Big tobacco’s 7 slick tricks to target kids
Today is Kick Butts Day, and youth everywhere are standing up to Big Tobacco. We’re expecting more than 1,000 creative events across the United States and around the world.
The Campaign for Tobacco-Free Kids is proud to sponsor Kick Butts Day and fights every day to protect kids from tobacco addiction. We know that today teachers, parents, health advocates and many others will be standing with our youth and working to make the next generation tobacco-free.
Elected officials have an especially critical role to play by supporting proven strategies to reduce tobacco use – like higher tobacco taxes, strong smoke-free laws, well-funded tobacco prevention programs and raising the tobacco sale age to 21.
We’ve made amazing progress and cut youth smoking to record lows. But we can never let up in fighting tobacco because the tobacco industry never lets up in targeting kids.
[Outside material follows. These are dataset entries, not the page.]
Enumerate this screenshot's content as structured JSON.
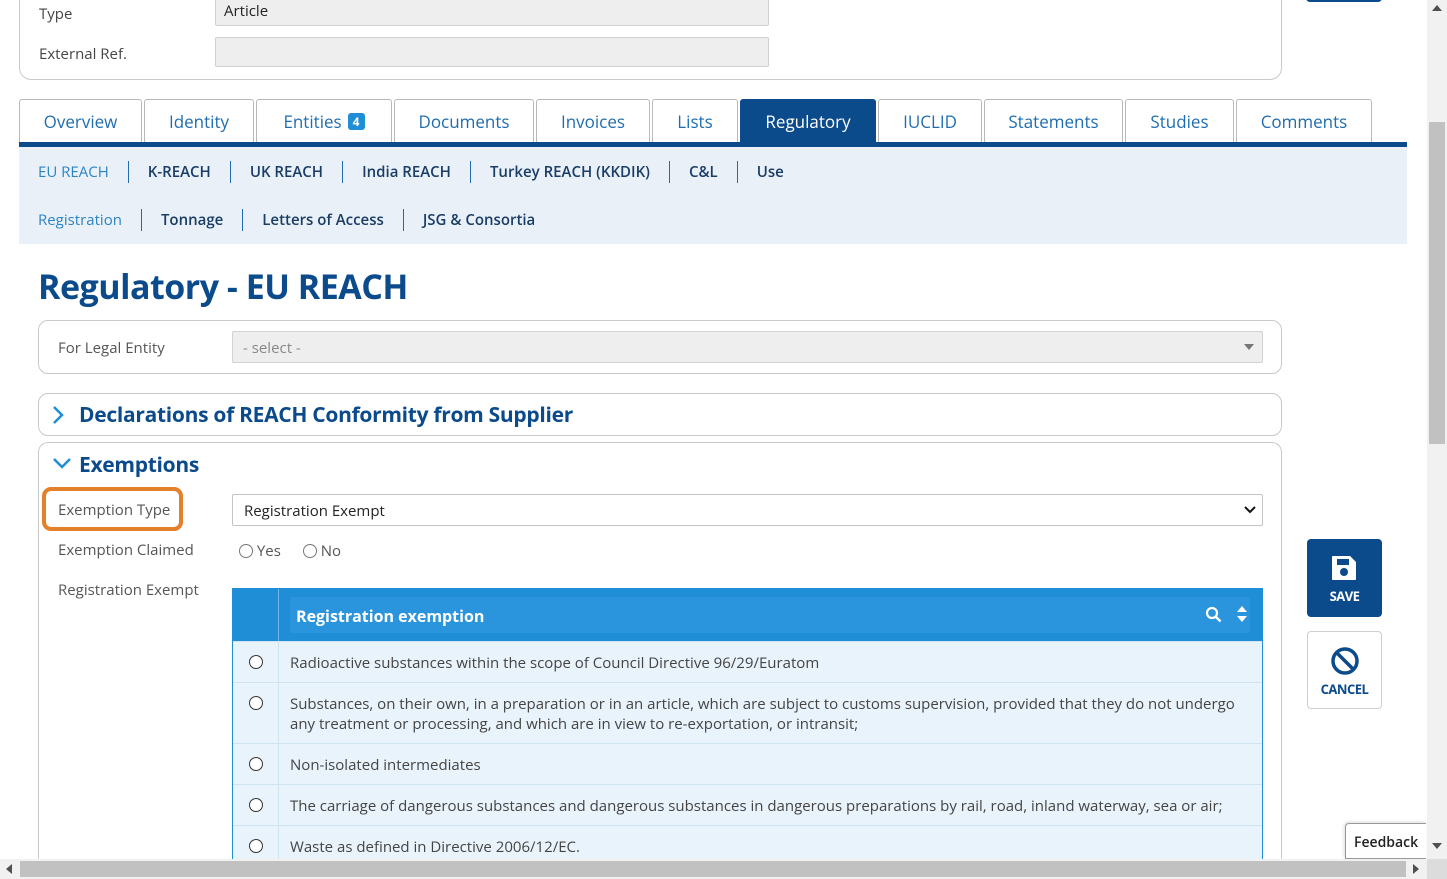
{
  "top_form": {
    "type_label": "Type",
    "type_value": "Article",
    "external_ref_label": "External Ref.",
    "external_ref_value": ""
  },
  "tabs": [
    {
      "label": "Overview"
    },
    {
      "label": "Identity"
    },
    {
      "label": "Entities",
      "badge": "4"
    },
    {
      "label": "Documents"
    },
    {
      "label": "Invoices"
    },
    {
      "label": "Lists"
    },
    {
      "label": "Regulatory",
      "active": true
    },
    {
      "label": "IUCLID"
    },
    {
      "label": "Statements"
    },
    {
      "label": "Studies"
    },
    {
      "label": "Comments"
    }
  ],
  "subnav": {
    "regions": [
      "EU REACH",
      "K-REACH",
      "UK REACH",
      "India REACH",
      "Turkey REACH (KKDIK)",
      "C&L",
      "Use"
    ],
    "sections": [
      "Registration",
      "Tonnage",
      "Letters of Access",
      "JSG & Consortia"
    ]
  },
  "page_title": "Regulatory - EU REACH",
  "legal_entity": {
    "label": "For Legal Entity",
    "placeholder": "- select -"
  },
  "declarations": {
    "title": "Declarations of REACH Conformity from Supplier"
  },
  "exemptions": {
    "title": "Exemptions",
    "type_label": "Exemption Type",
    "type_value": "Registration Exempt",
    "claimed_label": "Exemption Claimed",
    "claimed_yes": "Yes",
    "claimed_no": "No",
    "reg_exempt_label": "Registration Exempt",
    "grid_header": "Registration exemption",
    "rows": [
      "Radioactive substances within the scope of Council Directive 96/29/Euratom",
      "Substances, on their own, in a preparation or in an article, which are subject to customs supervision, provided that they do not undergo any treatment or processing, and which are in view to re-exportation, or intransit;",
      "Non-isolated intermediates",
      "The carriage of dangerous substances and dangerous substances in dangerous preparations by rail, road, inland waterway, sea or air;",
      "Waste as defined in Directive 2006/12/EC."
    ]
  },
  "actions": {
    "save_label": "SAVE",
    "cancel_label": "CANCEL"
  },
  "feedback_label": "Feedback",
  "colors": {
    "brand_dark": "#0b4a8b",
    "brand_light": "#1f8ed6",
    "highlight": "#e47f2a"
  }
}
In fact, Big Tobacco spends $9.6 billion a year – more than one million every hour – to market its deadly and addictive products, and a lot of it is still aimed at kids.
So what are Big Tobacco’s 7 Slick Tricks to Target Kids:
- Magazine Ad’s – They make it look glamorous and fun to smoke.
- In Store Ads and Discounts – Advertise in places where kids shop. Make it cheap = discounts/deals.
- Menthol Cigarettes – Menthol masks the harshness. Makes it easier for a beginner to start.
- Smokeless Tobacco – Real men chew tobacco. Linked to Sports.
- Cheap, Sweet Cigars – Entice them with Flavors
- E-cigarette flavors – Over 7000 Flavors
- E-cigarette marketing -Celebrities. Race Cars, Slick Advertising
Tobacco use is still the No. 1 cause of preventable death, killing 480,000 Americans each year and costing our country $170 billion a year in health care bills. Ninety-five percent of smokers began smoking before age 21.
Today, youth are taking a stand together by standing out, speaking up and seizing control against Big Tobacco’s slick tricks. We all kick butts in different ways and for different reasons, and together, we are making incredible progress in the fight against tobacco. It’s time to finish the job and make the next generation tobacco-free.